This week has been a particularly dramatic one for the Trump administration, and it's put the president's staunchest public advocates on the defensive. Things got heated on CNN on Thursday night, Aug. 23, when Kellyanne Conway discussed Michael Cohen's payments with Chris Cuomo.
Cohen, the president's one-time lawyer and fixer, pleaded guilty on Tuesday to committing a range of financial crimes, including two campaign violations that he said he did "in coordination and at the direction of a candidate for federal office." That candidate, though unnamed, is assumed to be President Donald Trump, which implicates the president in Cohen's crimes. Conway and Cuomo sat down on CNN to discuss the matter.
Jabs flew even as the two greeted each other. Conway mentioned that President Trump "had always liked" Cuomo's mother, a former first lady of New York state. She told him, "Don't embarrass her tonight."
Cuomo argued that Trump must have lied repeatedly about his interactions with Stormy Daniels and Karen McDougal, the women to whom Cohen made the payments that brought him the campaign finance violations. Daniels and McDougal allege that they had affairs with Trump. He continues to deny it.
"The president lied about what he knew about these women," Cuomo said. "He should not lie to the American people, in their face, time and again."
Cuomo's main sticking point was with Trump's claims that he didn't know about Cohen's payments when they were made (including when he told reporters on Air Force One in April that "no," he didn't know about the Daniels payment, and when White House spokespeople repeatedly denied his knowledge of either one). But CNN obtained a tape last month that seems to feature Cohen talking to Trump about the McDougal arrangement. On the tape, Trump reportedly agrees to compensate someone named David, thought to be David Pecker of AMI, the publisher that bought and then never published McDougal's story. He asks Cohen, "What do we got to pay for this?"

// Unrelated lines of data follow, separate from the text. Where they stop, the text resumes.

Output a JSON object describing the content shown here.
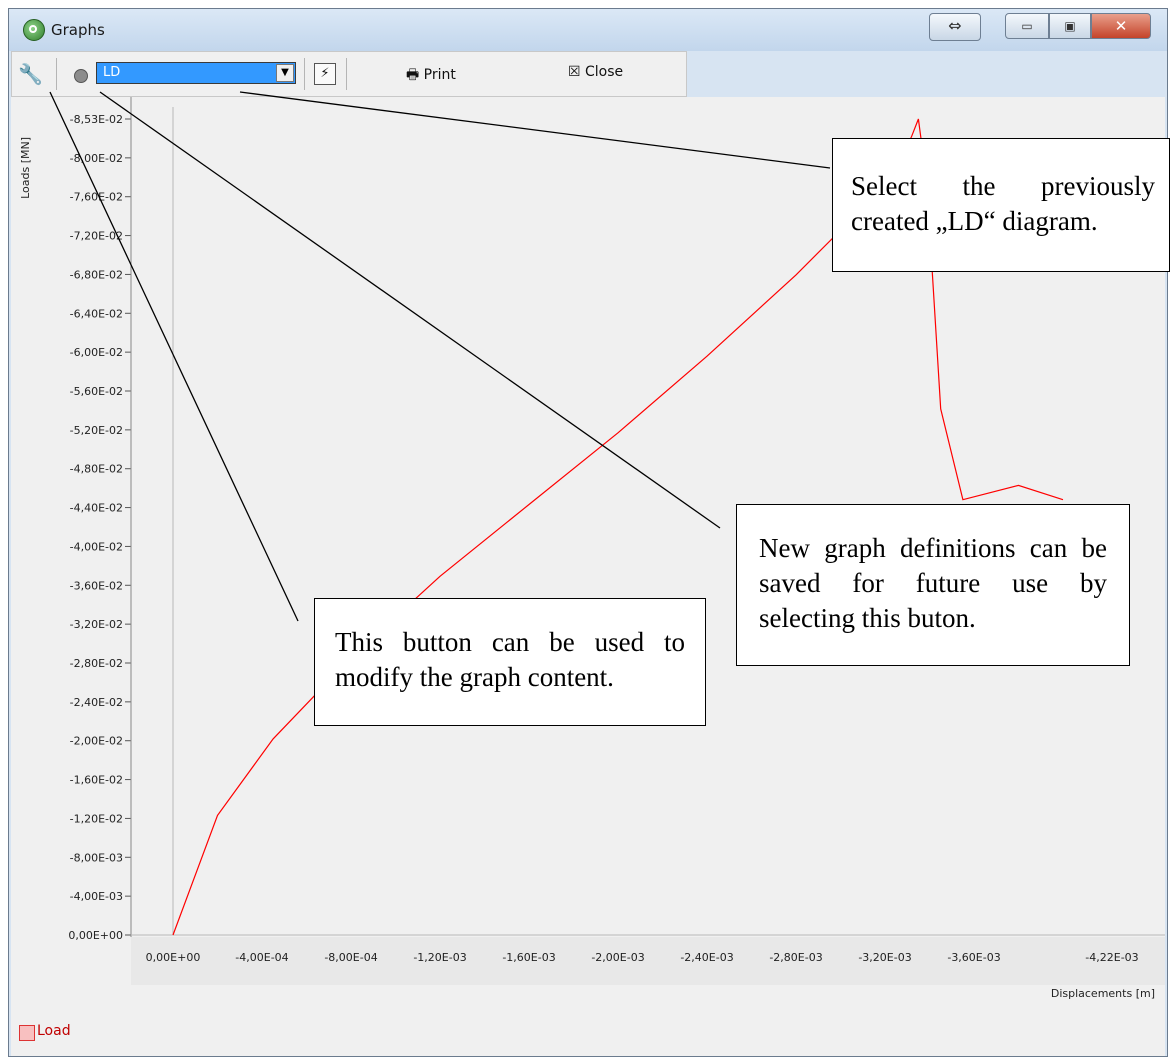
{
  "window": {
    "title": "Graphs",
    "controls": {
      "minimize": "▭",
      "maximize": "▣",
      "close": "✕",
      "snap": "⇔"
    }
  },
  "toolbar": {
    "graph_select_value": "LD",
    "print_label": "Print",
    "close_label": "Close",
    "icons": [
      "wrench-icon",
      "graph-dot-icon",
      "save-definition-icon",
      "printer-icon",
      "close-box-icon"
    ]
  },
  "chart_data": {
    "type": "line",
    "ylabel": "Loads [MN]",
    "xlabel": "Displacements [m]",
    "y_ticks": [
      "-8,53E-02",
      "-8,00E-02",
      "-7,60E-02",
      "-7,20E-02",
      "-6,80E-02",
      "-6,40E-02",
      "-6,00E-02",
      "-5,60E-02",
      "-5,20E-02",
      "-4,80E-02",
      "-4,40E-02",
      "-4,00E-02",
      "-3,60E-02",
      "-3,20E-02",
      "-2,80E-02",
      "-2,40E-02",
      "-2,00E-02",
      "-1,60E-02",
      "-1,20E-02",
      "-8,00E-03",
      "-4,00E-03",
      "0,00E+00"
    ],
    "x_ticks": [
      "0,00E+00",
      "-4,00E-04",
      "-8,00E-04",
      "-1,20E-03",
      "-1,60E-03",
      "-2,00E-03",
      "-2,40E-03",
      "-2,80E-03",
      "-3,20E-03",
      "-3,60E-03",
      "-4,22E-03"
    ],
    "xlim": [
      0,
      -0.00422
    ],
    "ylim": [
      0,
      -0.0853
    ],
    "series": [
      {
        "name": "Load",
        "color": "#ff0000",
        "x": [
          0,
          -0.0002,
          -0.00045,
          -0.0008,
          -0.0012,
          -0.0016,
          -0.002,
          -0.0024,
          -0.0028,
          -0.0031,
          -0.00325,
          -0.00332,
          -0.00335,
          -0.00338,
          -0.0034,
          -0.00345,
          -0.00355,
          -0.0038,
          -0.004
        ],
        "y": [
          0,
          -0.0125,
          -0.0205,
          -0.029,
          -0.0375,
          -0.045,
          -0.0525,
          -0.0605,
          -0.069,
          -0.076,
          -0.08,
          -0.0835,
          -0.0853,
          -0.08,
          -0.074,
          -0.055,
          -0.0455,
          -0.047,
          -0.0455
        ]
      }
    ],
    "grid": false,
    "legend": "bottom-left"
  },
  "annotations": {
    "select_diagram": "Select the previously created „LD“ diagram.",
    "save_definitions": "New graph definitions can be saved for future use by selecting this buton.",
    "modify_content": "This button can be used to modify the graph content."
  }
}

Glenn Kessler, author of The Washington Post's "Fact Checker" blog, wrote a detailed post on Wednesday about why Trump's claims about the payments warrant the label of "lies." It's the first time Kessler has used the word "lie" when describing what he calls Trump's "loose relationship with facts" — he says it's difficult to prove that the president is aware that he's saying untrue things. But in this situation, according to Kessler, evidence shows that Trump knew about the payments before they happened.
When Cuomo discussed the tape on Wednesday with the president's former lawyer, Jay Goldberg, Goldberg claimed that Trump lied about the payments. "That should concern the public," Goldberg said, "that the president can't be counted on to tell the truth."

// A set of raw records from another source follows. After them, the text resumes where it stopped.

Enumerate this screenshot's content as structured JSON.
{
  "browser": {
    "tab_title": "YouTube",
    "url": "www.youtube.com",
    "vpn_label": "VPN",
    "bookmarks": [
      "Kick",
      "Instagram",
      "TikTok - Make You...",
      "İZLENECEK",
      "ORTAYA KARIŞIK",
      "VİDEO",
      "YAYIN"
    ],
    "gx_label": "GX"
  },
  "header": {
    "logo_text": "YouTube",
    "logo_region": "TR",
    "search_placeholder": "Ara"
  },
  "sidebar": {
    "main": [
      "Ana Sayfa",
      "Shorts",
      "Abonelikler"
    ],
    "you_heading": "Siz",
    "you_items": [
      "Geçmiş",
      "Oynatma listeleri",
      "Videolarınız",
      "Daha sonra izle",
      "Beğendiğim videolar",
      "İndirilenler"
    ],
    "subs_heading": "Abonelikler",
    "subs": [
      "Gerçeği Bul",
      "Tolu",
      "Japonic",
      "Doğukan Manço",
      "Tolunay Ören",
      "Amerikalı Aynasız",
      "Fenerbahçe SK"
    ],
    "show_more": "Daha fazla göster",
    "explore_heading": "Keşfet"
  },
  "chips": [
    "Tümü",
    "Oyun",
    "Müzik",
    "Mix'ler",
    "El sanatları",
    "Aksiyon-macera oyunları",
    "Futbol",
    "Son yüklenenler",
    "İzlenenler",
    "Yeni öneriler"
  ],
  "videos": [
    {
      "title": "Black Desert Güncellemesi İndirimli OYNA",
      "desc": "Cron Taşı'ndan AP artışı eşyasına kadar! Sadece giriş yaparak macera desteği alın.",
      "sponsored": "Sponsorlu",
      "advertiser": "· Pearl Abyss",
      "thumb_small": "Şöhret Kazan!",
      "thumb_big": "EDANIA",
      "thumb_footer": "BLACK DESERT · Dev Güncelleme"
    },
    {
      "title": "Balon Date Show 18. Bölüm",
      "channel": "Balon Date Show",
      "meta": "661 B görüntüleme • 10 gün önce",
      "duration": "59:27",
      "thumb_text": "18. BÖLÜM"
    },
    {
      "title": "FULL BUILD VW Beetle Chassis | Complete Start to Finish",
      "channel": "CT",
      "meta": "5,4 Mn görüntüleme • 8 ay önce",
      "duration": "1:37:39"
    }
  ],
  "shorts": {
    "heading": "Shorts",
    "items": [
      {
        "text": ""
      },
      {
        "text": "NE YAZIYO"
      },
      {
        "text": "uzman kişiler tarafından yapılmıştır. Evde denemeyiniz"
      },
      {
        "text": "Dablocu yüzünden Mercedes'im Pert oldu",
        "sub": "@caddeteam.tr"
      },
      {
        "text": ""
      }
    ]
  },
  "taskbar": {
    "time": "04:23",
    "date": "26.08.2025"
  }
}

"His own lawyer admits he lied," Cuomo told Conway on Thursday. He kept emphasizing the seemingly damning evidence of the tape, but she repeatedly deflected. "The president has said that he has not lied," she said. "You know what tape I want to hear? Tell us what's on the tape of Chris Cuomo and Michael Cohen."
Cohen sat down for an off-the-record conversation with Cuomo when news of his payment to Daniels was first circulating. He reportedly secretly recorded their discussion. "Tons of stuff" is on that tape, Cuomo told Conway on Thursday, to which she replied, "OK, well tell us!"
"I'll tell you why I can't," Cuomo said. "Because there's a little difference between you and me and the shop you're working for: integrity." He continued: "It was off the record, and I respect that, even though he did me wrong. That's called integrity."